What lines below mention the word "Motherboard"? Copy each one.

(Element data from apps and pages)
━━━━━━━━━━

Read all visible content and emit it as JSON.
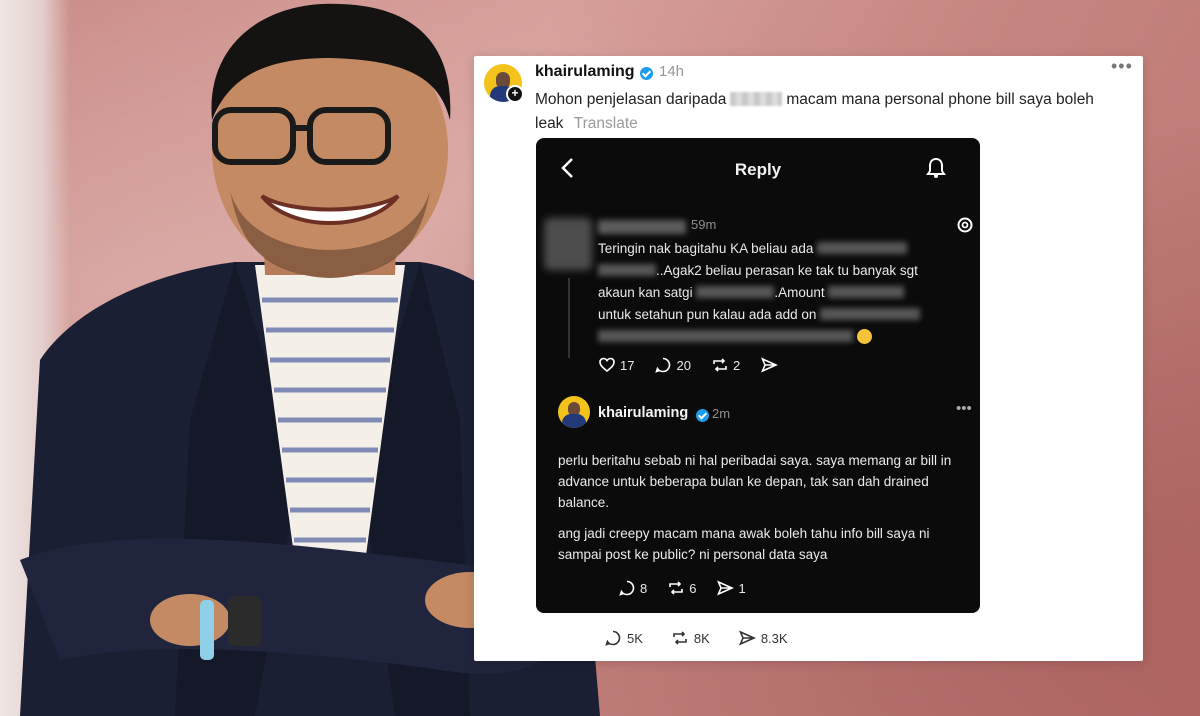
{
  "post": {
    "username": "khairulaming",
    "time": "14h",
    "text_before": "Mohon penjelasan daripada",
    "text_after": "macam mana personal phone bill saya boleh leak",
    "translate": "Translate",
    "replies": "5K",
    "reposts": "8K",
    "shares": "8.3K"
  },
  "screenshot": {
    "title": "Reply",
    "comment1": {
      "time": "59m",
      "line1": "Teringin nak bagitahu KA beliau ada",
      "line2": "..Agak2 beliau perasan ke tak tu banyak sgt",
      "line3": "akaun kan satgi",
      "line3b": ".Amount",
      "line4": "untuk setahun pun kalau ada add on",
      "likes": "17",
      "replies": "20",
      "reposts": "2"
    },
    "comment2": {
      "username": "khairulaming",
      "time": "2m",
      "para1": "perlu beritahu sebab ni hal peribadai saya. saya memang ar bill in advance untuk beberapa bulan ke depan, tak san dah drained balance.",
      "para2": "ang jadi creepy macam mana awak boleh tahu info bill saya ni sampai post ke public? ni personal data saya",
      "replies": "8",
      "reposts": "6",
      "shares": "1"
    }
  },
  "colors": {
    "verified": "#1d9bf0",
    "background": "#c98a86",
    "dark_panel": "#0b0b0b"
  }
}
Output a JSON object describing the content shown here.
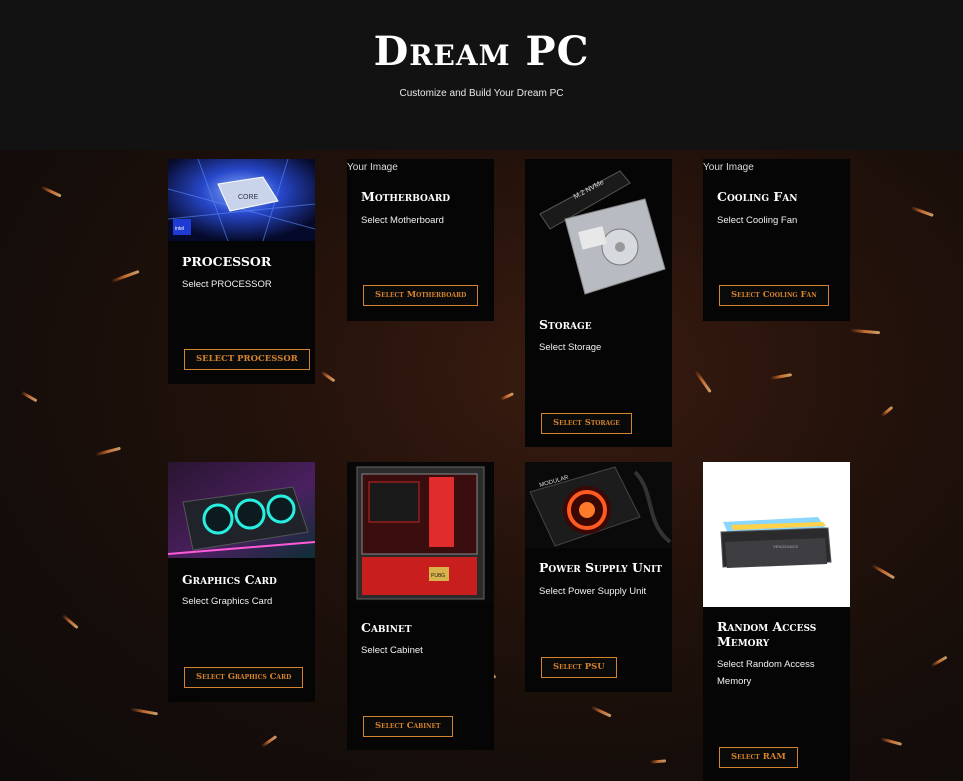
{
  "header": {
    "title": "Dream PC",
    "subtitle": "Customize and Build Your Dream PC"
  },
  "cards": [
    {
      "name": "PROCESSOR",
      "desc": "Select PROCESSOR",
      "button": "SELECT PROCESSOR",
      "image": "cpu-chip-image"
    },
    {
      "name": "Motherboard",
      "desc": "Select Motherboard",
      "button": "Select Motherboard",
      "image_alt": "Your Image"
    },
    {
      "name": "Storage",
      "desc": "Select Storage",
      "button": "Select Storage",
      "image": "storage-drives-image"
    },
    {
      "name": "Cooling Fan",
      "desc": "Select Cooling Fan",
      "button": "Select Cooling Fan",
      "image_alt": "Your Image"
    },
    {
      "name": "Graphics Card",
      "desc": "Select Graphics Card",
      "button": "Select Graphics Card",
      "image": "graphics-card-image"
    },
    {
      "name": "Cabinet",
      "desc": "Select Cabinet",
      "button": "Select Cabinet",
      "image": "pc-cabinet-image"
    },
    {
      "name": "Power Supply Unit",
      "desc": "Select Power Supply Unit",
      "button": "Select PSU",
      "image": "psu-image"
    },
    {
      "name": "Random Access Memory",
      "desc": "Select Random Access Memory",
      "button": "Select RAM",
      "image": "ram-sticks-image"
    }
  ],
  "colors": {
    "accent": "#d4822e",
    "card_bg": "#050505",
    "header_bg": "#121212"
  }
}
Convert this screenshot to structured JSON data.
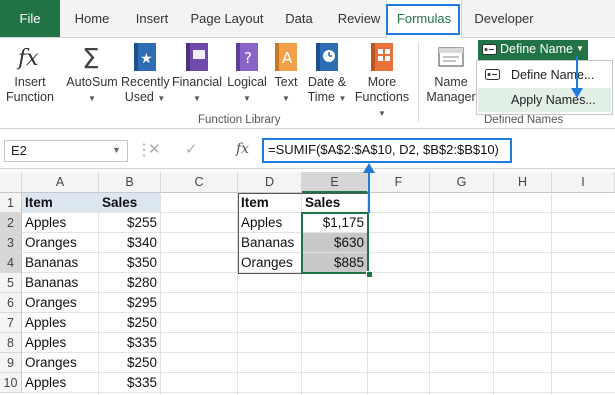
{
  "tabs": [
    "File",
    "Home",
    "Insert",
    "Page Layout",
    "Data",
    "Review",
    "Formulas",
    "Developer"
  ],
  "ribbon": {
    "insert_function": [
      "Insert",
      "Function"
    ],
    "autosum": "AutoSum",
    "recently_used": [
      "Recently",
      "Used"
    ],
    "financial": "Financial",
    "logical": "Logical",
    "text": "Text",
    "date_time": [
      "Date &",
      "Time"
    ],
    "more_functions": [
      "More",
      "Functions"
    ],
    "name_manager": [
      "Name",
      "Manager"
    ],
    "function_library_label": "Function Library",
    "defined_names_label": "Defined Names",
    "define_name_button": "Define Name",
    "menu": [
      "Define Name...",
      "Apply Names..."
    ]
  },
  "formula_bar": {
    "name_box": "E2",
    "fx": "fx",
    "formula": "=SUMIF($A$2:$A$10, D2, $B$2:$B$10)"
  },
  "columns": [
    "A",
    "B",
    "C",
    "D",
    "E",
    "F",
    "G",
    "H",
    "I"
  ],
  "rows": [
    "1",
    "2",
    "3",
    "4",
    "5",
    "6",
    "7",
    "8",
    "9",
    "10"
  ],
  "table_ab": {
    "headers": [
      "Item",
      "Sales"
    ],
    "rows": [
      [
        "Apples",
        "$255"
      ],
      [
        "Oranges",
        "$340"
      ],
      [
        "Bananas",
        "$350"
      ],
      [
        "Bananas",
        "$280"
      ],
      [
        "Oranges",
        "$295"
      ],
      [
        "Apples",
        "$250"
      ],
      [
        "Apples",
        "$335"
      ],
      [
        "Oranges",
        "$250"
      ],
      [
        "Apples",
        "$335"
      ]
    ]
  },
  "table_de": {
    "headers": [
      "Item",
      "Sales"
    ],
    "rows": [
      [
        "Apples",
        "$1,175"
      ],
      [
        "Bananas",
        "$630"
      ],
      [
        "Oranges",
        "$885"
      ]
    ]
  },
  "colors": {
    "excel_green": "#217346",
    "callout_blue": "#1f7bdc",
    "selection_gray": "#c8c8c8",
    "header_fill": "#dce6f1"
  }
}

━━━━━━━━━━

Written response>
      "name": "Motherboard",
      "desc": "Select Motherboard",
      "button": "Select Motherboard",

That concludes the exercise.